When everything is ready to go, the hood is removed and the bird is let go and he takes flight. He flies across the field and when he reaches the end of the line the weight in the tube starts to add resistance. As the bird drags the weight, he quickly tires out and lands on the ground.

It is important to do a lot of prep work before creancing a raptor. The weight of the tube must be adjusted depending on the weight of the patient. If the tube is too heavy, it could cause injury to the bird when he reaches the end of the line. If the tube is too light, the bird might be able to fly further than expected and into an obstacle like a nearby tree. The line must also be carefully measured before each creancing session. It should be long enough so the patient can gain lift and propel forward before feeling the weight of the tube but it should not be so long that the patient can reach obstacles.

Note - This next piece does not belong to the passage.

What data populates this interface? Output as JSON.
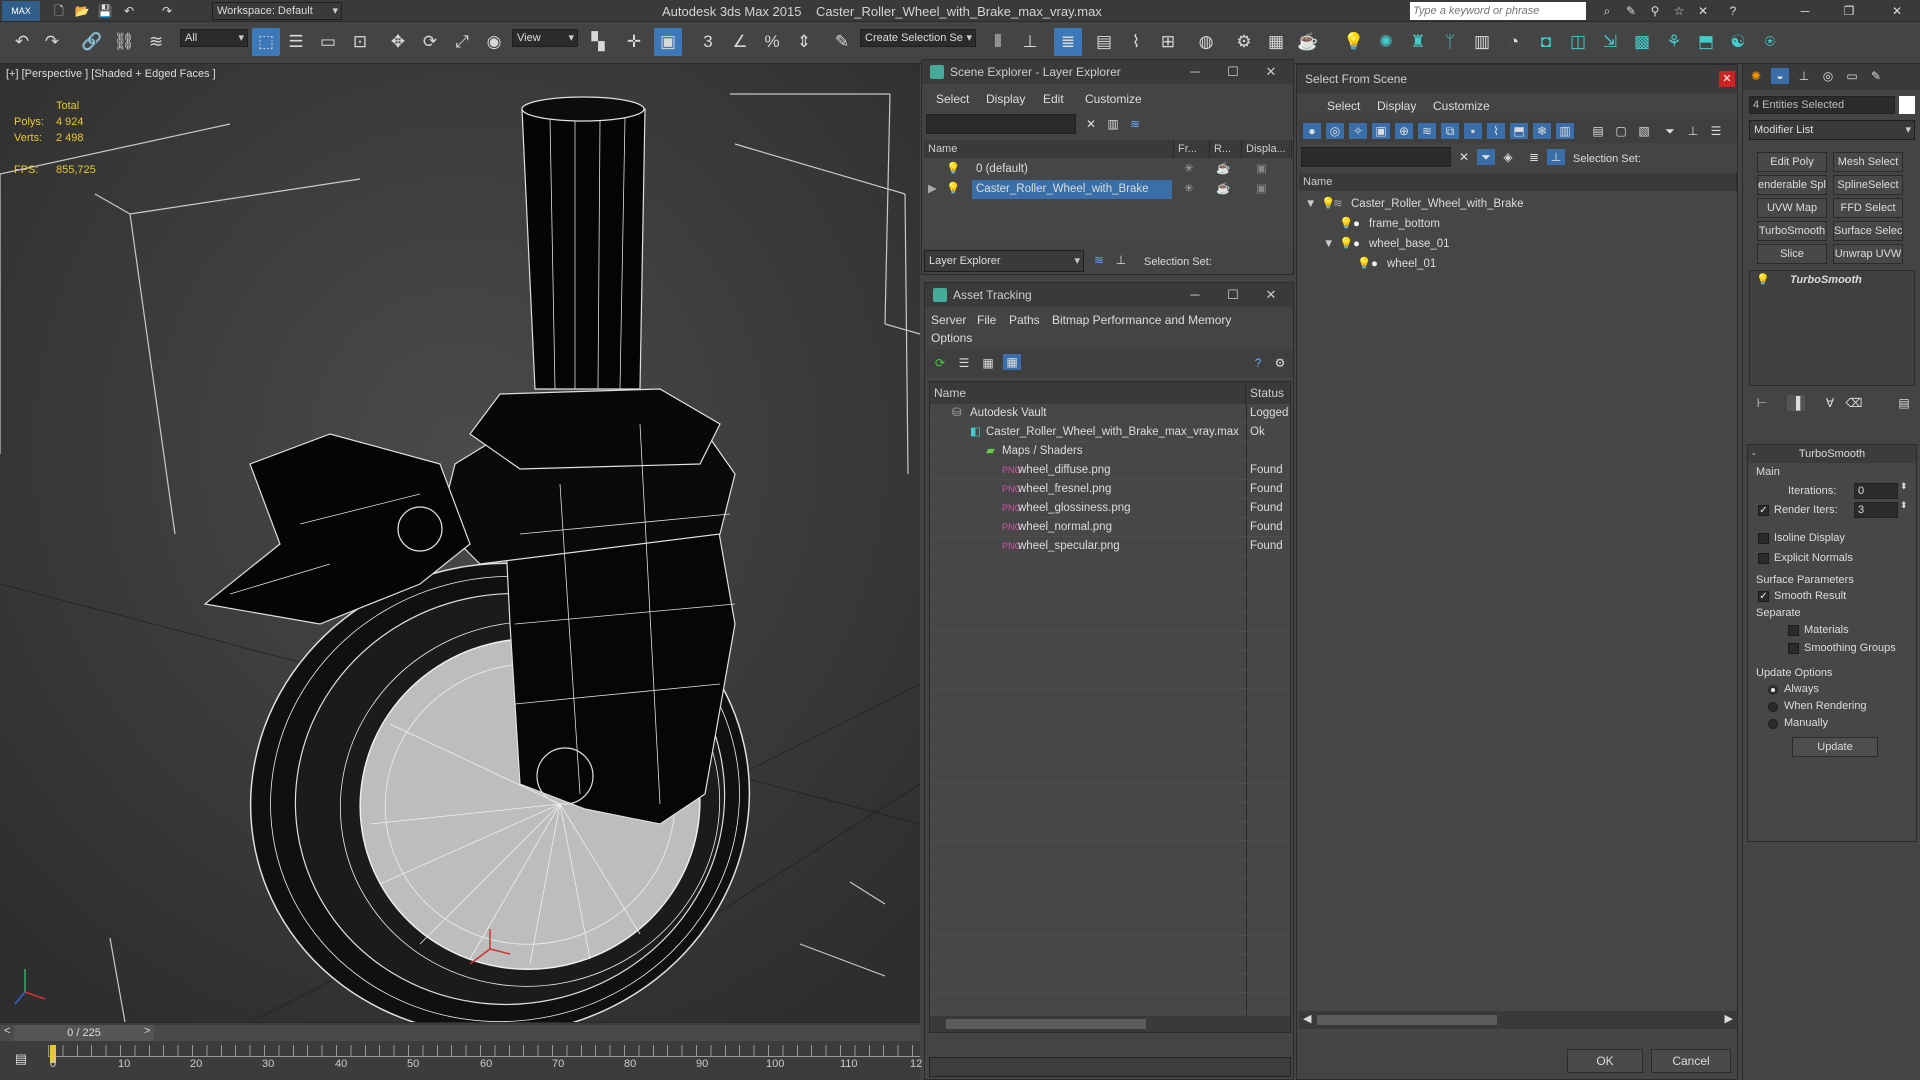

During the flight, important information is being collected. The majority of our creancing is performed by Malibu resident and longtime CWC volunteer, Diana Mullen. She takes careful note of how far each patient flies, how much lift they are able to obtain, whether the wings are symmetrical during flight, and how quickly the bird tires out. She works very closely with our veterinarian, Dr. Duane Tom, and knows the history of each patient before taking them out for creancing. It is important to not push the patient too hard. Sometimes a single flight is enough for a creancing session. Depending on the patient, a bird might have three or four flights in a session. Each piece of information is carefully recorded in the patient’s record so Dr. Tom can adjust their individual plans. Volunteers are able to assist Diana during these creancing tests and all agree that seeing the raptors soar into the air serves as an excellent reminder of why we do the hard work of rehabilitation for these beautiful animals.

Being an Intern at CWC

By Luis Vasquez, Seasonal Animal Care Intern

Luis Vasquez
Photo by Alyssa Schlange

If you are blessed with the time and opportunity and have a little voice inside questioning whether you should intern at CWC or not, DO IT. It is incredible how much you will take away. I interned at CWC for 10 weeks this summer and it was wonderful learning about how to care for injured or orphaned animals, the differences between species, and the overall importance of wildlife rehabilitation.

When animals come into CWC, wildlife technicians, with the help of interns, assess the patient’s condition and create a treatment plan. From there, patients are monitored every day. This includes feedings (meal prep, assisted feedings), medicating, and providing behavioral enrichment (to stimulate behaviors they would have in the wild).

As an intern, I had the responsibility of helping determine when the animals showed significant improvements to be moved out of isolated care to larger group enclosures, and finally to be released. For example, one American Crow came in as an orphan during my first week. Throughout the length of my internship, the technicians and I helped with his unfortunate digestive issues, parasites, and cough. He went from isolated care, to a fledge pen, to our fledgling crow aviary. Finally, after 9 weeks, he is a juvenile crow and is in Pelipen [a large flight aviary] with the rest of our orphaned juveniles, where he is strengthening his flight so that he can soon be released.

Personally, this experience has helped me develop a preference for working with wildlife versus domestic animals in the future. In addition, the people you get to work with are awesome. I treasure them. They owed me nothing, yet stood by me in light of my clumsiness, awkwardness, and mishaps in an effort to advance my knowledge of wildlife. Thank you, from the bottom of my heart, for letting me be part of the Center’s common denominator: assisting in the well-being of California’s wildlife.